A return to earmarks?: Pigs return to the trough
Leave it to a big-spending government apologist like Senate Majority Leader Harry Reid to suggest bringing back congressional earmarks to grease the sputtering appropriations process.
“They'll come back,” the Nevada Democrat says — “it's only a question of time because that's our constitutional obligation.”
A congressional moratorium in 2011 put the brakes on what some call “specially-tailored spending provisions,” otherwise known as pork. And whereas some lawmakers still have managed to get “carve-outs” since then, according to The Heritage Foundation, the measure has been effective in slowing spending.
Consider the recently passed $12.3 billion water resources bill. Its predecessor, 2007's $23 billion “porkfest,” included all manner of goodies for projects with little, if anything, to do with water.
Earmarks peaked in 2006, when Congress designated more than 15,800 of them, amounting to nearly $72 billion for projects dictated by political, not public, needs.
Lawmakers don't need earmarks to do their job.
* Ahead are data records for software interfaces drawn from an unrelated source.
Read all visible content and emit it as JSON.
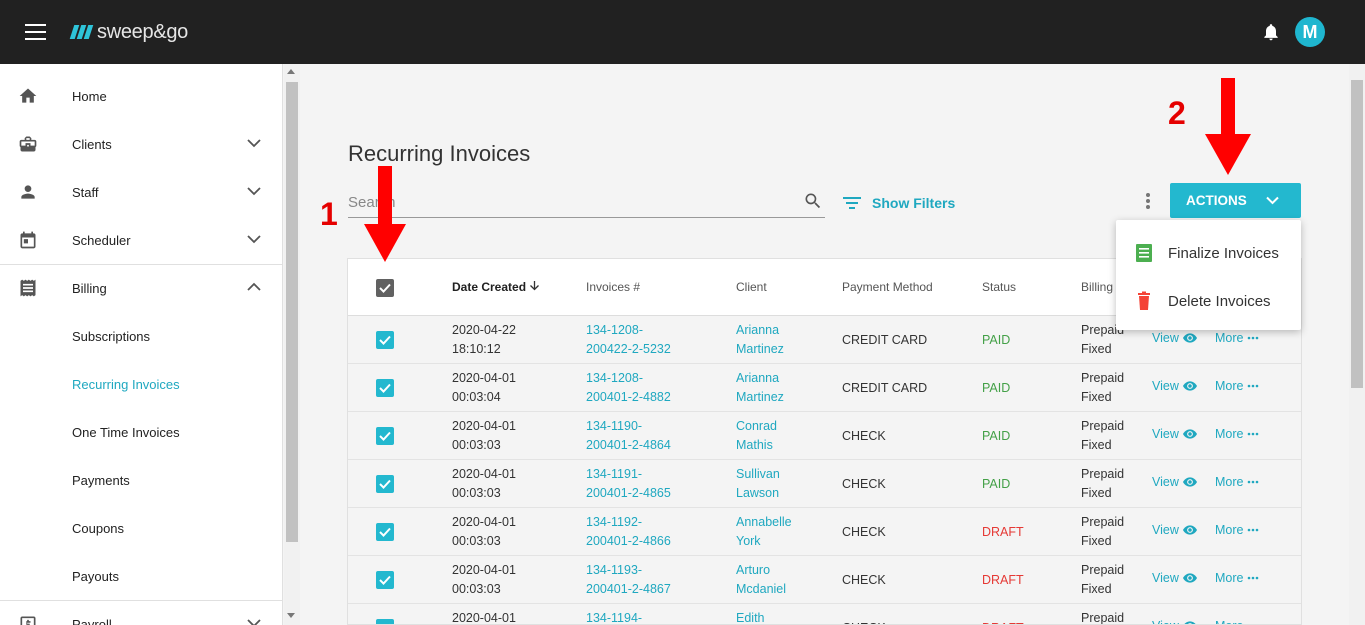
{
  "app": {
    "logo_text": "sweep&go",
    "avatar_initial": "M"
  },
  "sidebar": {
    "items": [
      {
        "label": "Home",
        "icon": "home-icon"
      },
      {
        "label": "Clients",
        "icon": "briefcase-icon"
      },
      {
        "label": "Staff",
        "icon": "person-icon"
      },
      {
        "label": "Scheduler",
        "icon": "calendar-icon"
      },
      {
        "label": "Billing",
        "icon": "receipt-icon"
      },
      {
        "label": "Subscriptions"
      },
      {
        "label": "Recurring Invoices",
        "active": true
      },
      {
        "label": "One Time Invoices"
      },
      {
        "label": "Payments"
      },
      {
        "label": "Coupons"
      },
      {
        "label": "Payouts"
      },
      {
        "label": "Payroll",
        "icon": "payroll-icon"
      }
    ]
  },
  "main": {
    "title": "Recurring Invoices",
    "search_placeholder": "Search",
    "show_filters": "Show Filters",
    "actions_label": "ACTIONS"
  },
  "menu": {
    "items": [
      {
        "label": "Finalize Invoices",
        "icon": "finalize-icon",
        "color": "#4caf50"
      },
      {
        "label": "Delete Invoices",
        "icon": "trash-icon",
        "color": "#f44336"
      }
    ]
  },
  "table": {
    "headers": {
      "date": "Date Created",
      "invoice": "Invoices #",
      "client": "Client",
      "payment": "Payment Method",
      "status": "Status",
      "billing": "Billing"
    },
    "view_label": "View",
    "more_label": "More",
    "rows": [
      {
        "date": "2020-04-22",
        "time": "18:10:12",
        "inv1": "134-1208-",
        "inv2": "200422-2-5232",
        "first": "Arianna",
        "last": "Martinez",
        "method": "CREDIT CARD",
        "status": "PAID",
        "bill1": "Prepaid",
        "bill2": "Fixed"
      },
      {
        "date": "2020-04-01",
        "time": "00:03:04",
        "inv1": "134-1208-",
        "inv2": "200401-2-4882",
        "first": "Arianna",
        "last": "Martinez",
        "method": "CREDIT CARD",
        "status": "PAID",
        "bill1": "Prepaid",
        "bill2": "Fixed"
      },
      {
        "date": "2020-04-01",
        "time": "00:03:03",
        "inv1": "134-1190-",
        "inv2": "200401-2-4864",
        "first": "Conrad",
        "last": "Mathis",
        "method": "CHECK",
        "status": "PAID",
        "bill1": "Prepaid",
        "bill2": "Fixed"
      },
      {
        "date": "2020-04-01",
        "time": "00:03:03",
        "inv1": "134-1191-",
        "inv2": "200401-2-4865",
        "first": "Sullivan",
        "last": "Lawson",
        "method": "CHECK",
        "status": "PAID",
        "bill1": "Prepaid",
        "bill2": "Fixed"
      },
      {
        "date": "2020-04-01",
        "time": "00:03:03",
        "inv1": "134-1192-",
        "inv2": "200401-2-4866",
        "first": "Annabelle",
        "last": "York",
        "method": "CHECK",
        "status": "DRAFT",
        "bill1": "Prepaid",
        "bill2": "Fixed"
      },
      {
        "date": "2020-04-01",
        "time": "00:03:03",
        "inv1": "134-1193-",
        "inv2": "200401-2-4867",
        "first": "Arturo",
        "last": "Mcdaniel",
        "method": "CHECK",
        "status": "DRAFT",
        "bill1": "Prepaid",
        "bill2": "Fixed"
      },
      {
        "date": "2020-04-01",
        "time": "",
        "inv1": "134-1194-",
        "inv2": "",
        "first": "Edith",
        "last": "",
        "method": "CHECK",
        "status": "DRAFT",
        "bill1": "Prepaid",
        "bill2": ""
      }
    ]
  },
  "annotations": {
    "step1": "1",
    "step2": "2"
  },
  "colors": {
    "accent": "#23b8cf",
    "paid": "#43a047",
    "draft": "#e53935",
    "topbar": "#212121"
  }
}
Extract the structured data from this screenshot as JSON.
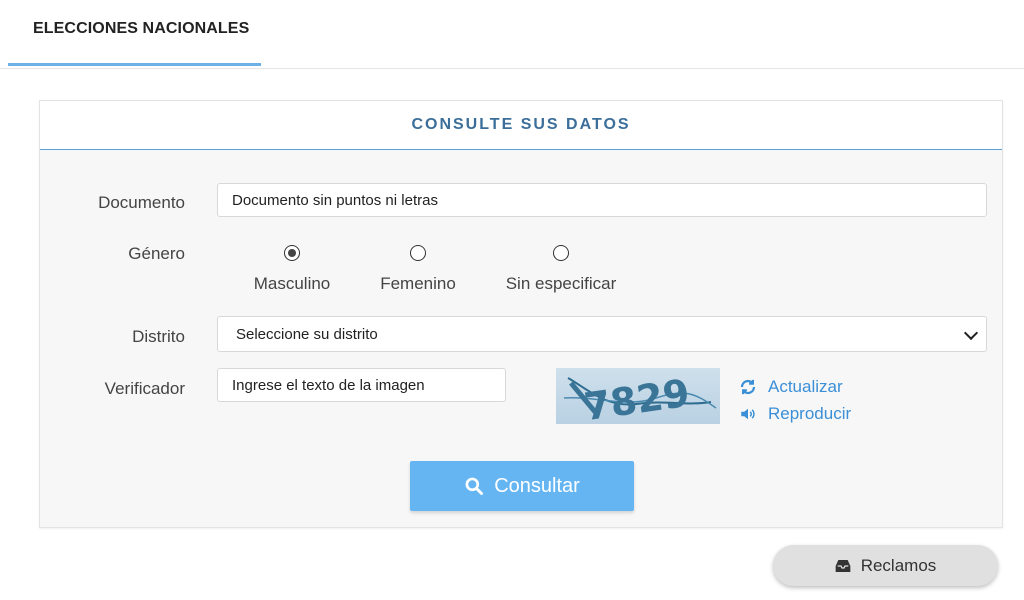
{
  "tabs": [
    {
      "label": "ELECCIONES NACIONALES",
      "active": true
    }
  ],
  "form": {
    "title": "CONSULTE SUS DATOS",
    "documento": {
      "label": "Documento",
      "placeholder": "Documento sin puntos ni letras"
    },
    "genero": {
      "label": "Género",
      "options": [
        {
          "label": "Masculino",
          "checked": true
        },
        {
          "label": "Femenino",
          "checked": false
        },
        {
          "label": "Sin especificar",
          "checked": false
        }
      ]
    },
    "distrito": {
      "label": "Distrito",
      "selected": "Seleccione su distrito"
    },
    "verificador": {
      "label": "Verificador",
      "placeholder": "Ingrese el texto de la imagen",
      "captcha_text": "7829",
      "refresh_label": "Actualizar",
      "audio_label": "Reproducir"
    },
    "submit_label": "Consultar"
  },
  "reclamos_label": "Reclamos",
  "colors": {
    "accent": "#64b5f2",
    "link": "#3b8fd6",
    "title": "#3c6e9a",
    "tab_underline": "#6fb0e6"
  },
  "icons": {
    "submit": "search-icon",
    "refresh": "refresh-icon",
    "audio": "speaker-icon",
    "reclamos": "inbox-icon",
    "select": "chevron-down-icon"
  }
}
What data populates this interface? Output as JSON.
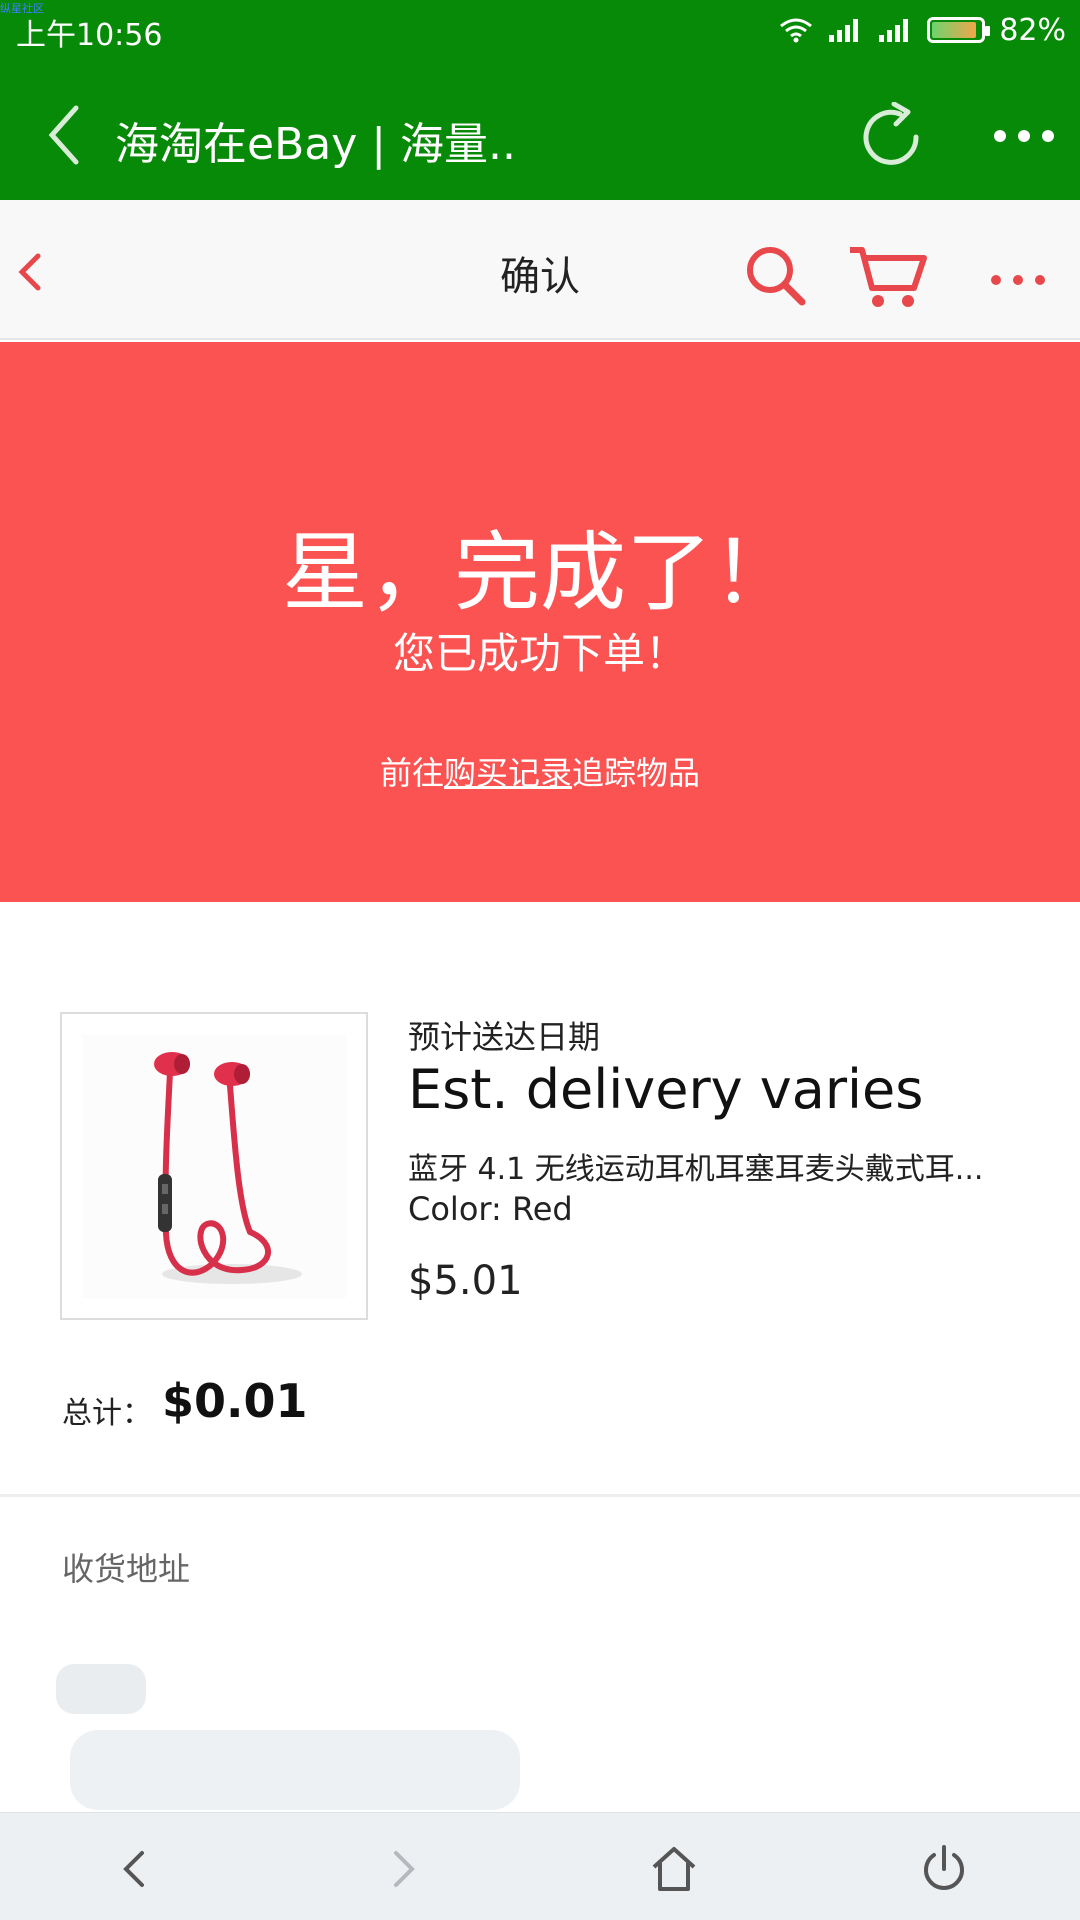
{
  "status_bar": {
    "watermark": "纵星社区",
    "time": "上午10:56",
    "battery": "82%"
  },
  "browser": {
    "title": "海淘在eBay | 海量..",
    "icons": [
      "back-icon",
      "refresh-icon",
      "more-icon"
    ]
  },
  "navbar": {
    "title": "确认",
    "icons": [
      "chevron-left-icon",
      "search-icon",
      "cart-icon",
      "more-icon"
    ]
  },
  "banner": {
    "heading": "星，完成了！",
    "subheading": "您已成功下单！",
    "link_prefix": "前往",
    "link_text": "购买记录",
    "link_suffix": "追踪物品"
  },
  "item": {
    "eta_label": "预计送达日期",
    "eta_value": "Est. delivery varies",
    "title": "蓝牙 4.1 无线运动耳机耳塞耳麦头戴式耳...",
    "color": "Color: Red",
    "price": "$5.01"
  },
  "total": {
    "label": "总计：",
    "value": "$0.01"
  },
  "address": {
    "label": "收货地址"
  },
  "colors": {
    "status_green": "#078a07",
    "banner_red": "#fb5352",
    "accent_red": "#e8484b"
  }
}
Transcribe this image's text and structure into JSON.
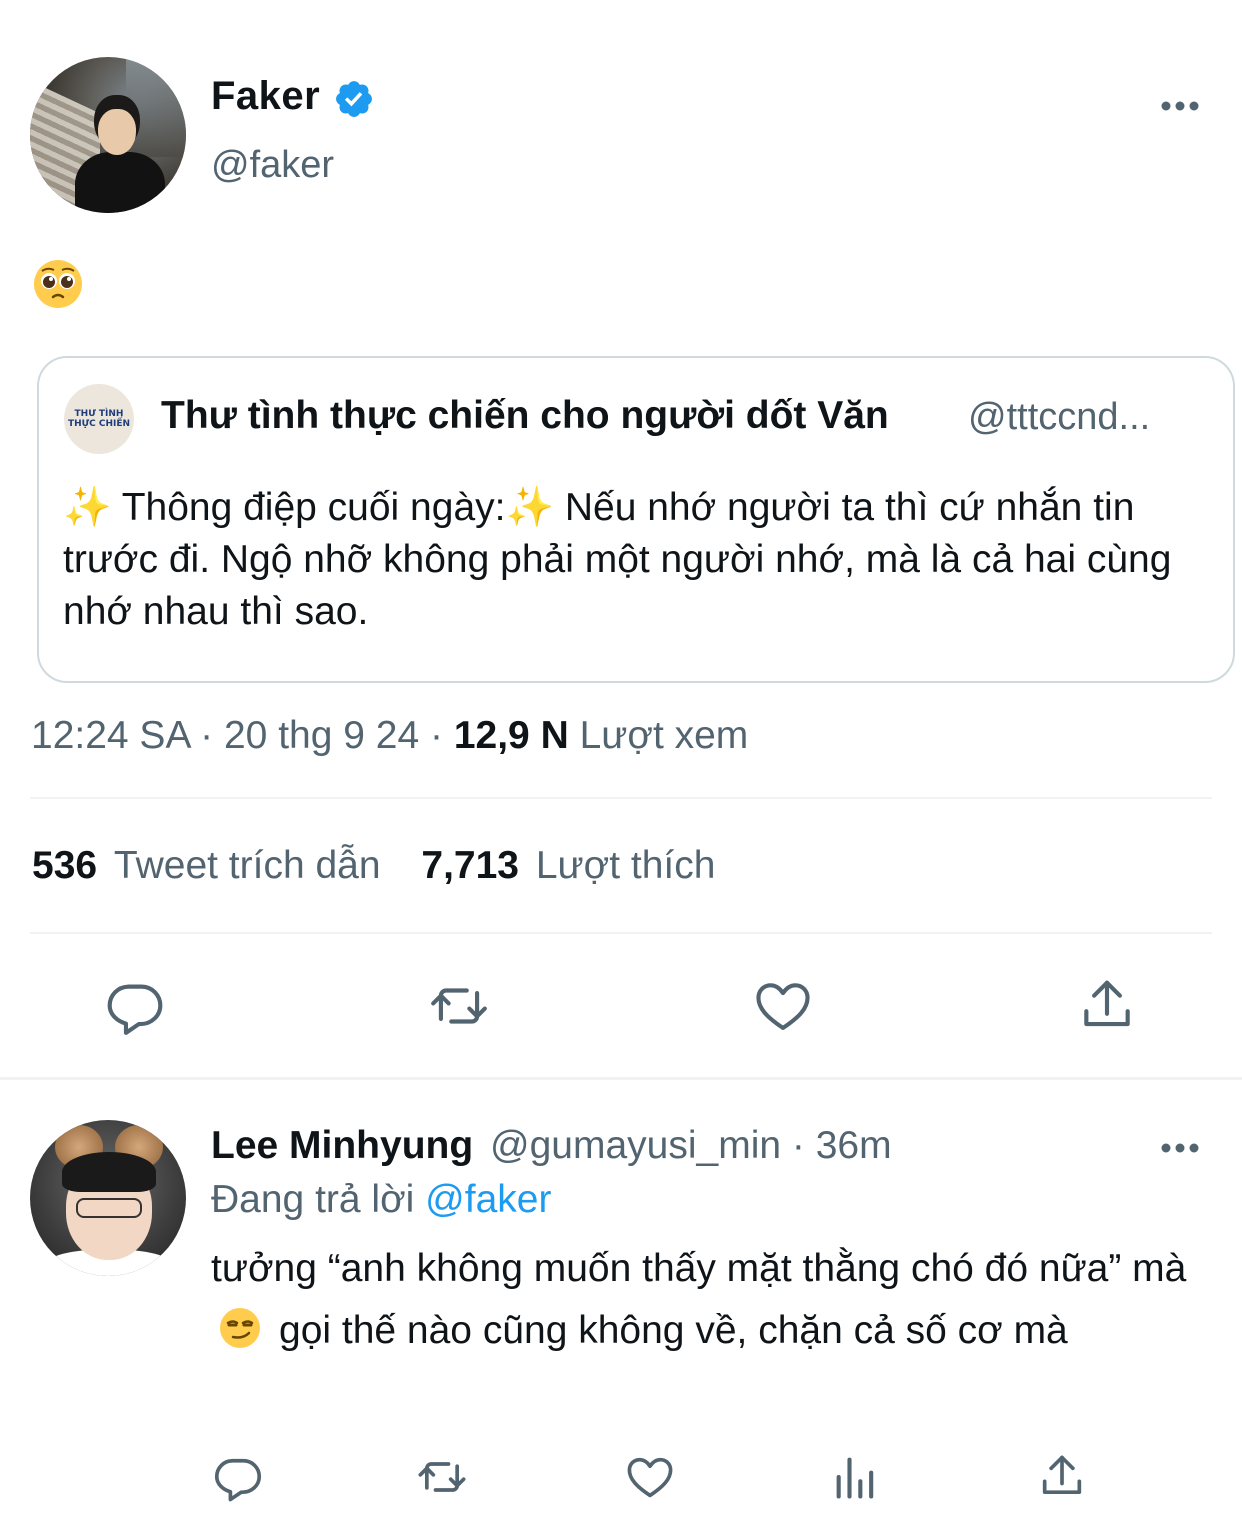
{
  "tweet": {
    "author_name": "Faker",
    "author_handle": "@faker",
    "verified": true,
    "body_emoji": "pleading-face-emoji",
    "quote": {
      "name": "Thư tình thực chiến cho người dốt Văn",
      "handle": "@tttccnd...",
      "avatar_text_line1": "THƯ TÌNH",
      "avatar_text_line2": "THỰC CHIẾN",
      "text_part1": "✨",
      "text_part2": " Thông điệp cuối ngày:",
      "text_part3": "✨",
      "text_part4": " Nếu nhớ người ta thì cứ nhắn tin trước đi. Ngộ nhỡ không phải một người nhớ, mà là cả hai cùng nhớ nhau thì sao."
    },
    "meta": {
      "time": "12:24 SA",
      "sep1": " · ",
      "date": "20 thg 9 24",
      "sep2": " · ",
      "views_count": "12,9 N",
      "views_label": " Lượt xem"
    },
    "stats": {
      "quotes_count": "536",
      "quotes_label": "Tweet trích dẫn",
      "likes_count": "7,713",
      "likes_label": "Lượt thích"
    },
    "actions": [
      "reply-icon",
      "retweet-icon",
      "like-icon",
      "share-icon"
    ]
  },
  "reply": {
    "author_name": "Lee Minhyung",
    "author_handle": "@gumayusi_min",
    "sep": " · ",
    "time": "36m",
    "replying_label": "Đang trả lời ",
    "replying_to": "@faker",
    "text_part1": "tưởng “anh không muốn thấy mặt thằng chó đó nữa” mà",
    "text_emoji": "smirking-face-emoji",
    "text_part2": "gọi thế nào cũng không về, chặn cả số cơ mà",
    "actions": [
      "reply-icon",
      "retweet-icon",
      "like-icon",
      "views-icon",
      "share-icon"
    ]
  },
  "colors": {
    "text_primary": "#0f1419",
    "text_secondary": "#536471",
    "accent": "#1d9bf0",
    "border": "#cfd9de"
  }
}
To the contrary, “The lack of earmarks is encouraging the appropriations subcommittees to ... spend more time allocating resources based on merit,” says Maya MacGuineas, director of the Committee for a Responsible Federal Budget.
Those who would return Congress to its earmarking ways deserve not the carrot but the stick.